App and web page records:
---*---
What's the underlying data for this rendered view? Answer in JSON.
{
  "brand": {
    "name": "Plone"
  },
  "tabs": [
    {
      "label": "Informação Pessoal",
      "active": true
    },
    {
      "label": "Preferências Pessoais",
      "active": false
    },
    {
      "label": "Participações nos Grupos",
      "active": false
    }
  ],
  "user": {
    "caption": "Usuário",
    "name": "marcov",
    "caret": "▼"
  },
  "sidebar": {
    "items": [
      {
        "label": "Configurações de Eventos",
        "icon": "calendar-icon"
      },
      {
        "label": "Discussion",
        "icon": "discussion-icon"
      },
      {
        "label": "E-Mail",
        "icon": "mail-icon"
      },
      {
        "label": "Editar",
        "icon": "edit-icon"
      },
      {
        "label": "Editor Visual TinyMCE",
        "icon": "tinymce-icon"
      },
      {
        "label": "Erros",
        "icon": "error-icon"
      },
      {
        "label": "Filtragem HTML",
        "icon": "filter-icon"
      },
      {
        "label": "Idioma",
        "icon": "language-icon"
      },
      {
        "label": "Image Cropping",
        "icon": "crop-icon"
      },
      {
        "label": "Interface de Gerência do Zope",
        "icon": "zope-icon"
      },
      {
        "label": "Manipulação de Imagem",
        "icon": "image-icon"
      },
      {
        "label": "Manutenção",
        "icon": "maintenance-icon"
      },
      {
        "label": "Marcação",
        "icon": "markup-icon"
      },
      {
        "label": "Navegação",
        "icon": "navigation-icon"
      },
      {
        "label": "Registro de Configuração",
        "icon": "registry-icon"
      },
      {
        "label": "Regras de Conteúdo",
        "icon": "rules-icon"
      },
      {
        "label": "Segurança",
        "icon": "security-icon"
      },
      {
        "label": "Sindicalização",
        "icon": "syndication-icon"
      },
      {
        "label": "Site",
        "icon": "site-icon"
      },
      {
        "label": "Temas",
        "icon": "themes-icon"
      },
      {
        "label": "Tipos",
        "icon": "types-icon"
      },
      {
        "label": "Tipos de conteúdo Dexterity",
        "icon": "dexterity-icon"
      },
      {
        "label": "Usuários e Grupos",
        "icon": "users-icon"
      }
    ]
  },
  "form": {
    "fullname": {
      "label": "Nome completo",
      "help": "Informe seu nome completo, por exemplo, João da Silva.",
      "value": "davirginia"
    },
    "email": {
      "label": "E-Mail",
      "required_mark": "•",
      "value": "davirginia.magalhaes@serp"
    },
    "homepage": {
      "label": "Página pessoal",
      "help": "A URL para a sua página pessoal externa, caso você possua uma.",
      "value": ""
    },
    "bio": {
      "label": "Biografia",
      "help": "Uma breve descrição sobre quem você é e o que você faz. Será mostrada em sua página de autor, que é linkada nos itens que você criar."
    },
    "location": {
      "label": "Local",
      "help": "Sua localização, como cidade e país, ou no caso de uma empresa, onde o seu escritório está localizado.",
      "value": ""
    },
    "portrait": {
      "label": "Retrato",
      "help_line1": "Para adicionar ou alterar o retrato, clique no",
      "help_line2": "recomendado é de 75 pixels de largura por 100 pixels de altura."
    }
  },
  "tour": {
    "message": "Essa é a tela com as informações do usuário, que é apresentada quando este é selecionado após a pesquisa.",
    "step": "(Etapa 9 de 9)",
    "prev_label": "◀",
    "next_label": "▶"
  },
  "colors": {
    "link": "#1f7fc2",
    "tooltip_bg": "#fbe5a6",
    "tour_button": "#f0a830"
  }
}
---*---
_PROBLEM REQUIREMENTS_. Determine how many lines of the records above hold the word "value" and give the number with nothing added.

_ANSWER_. 4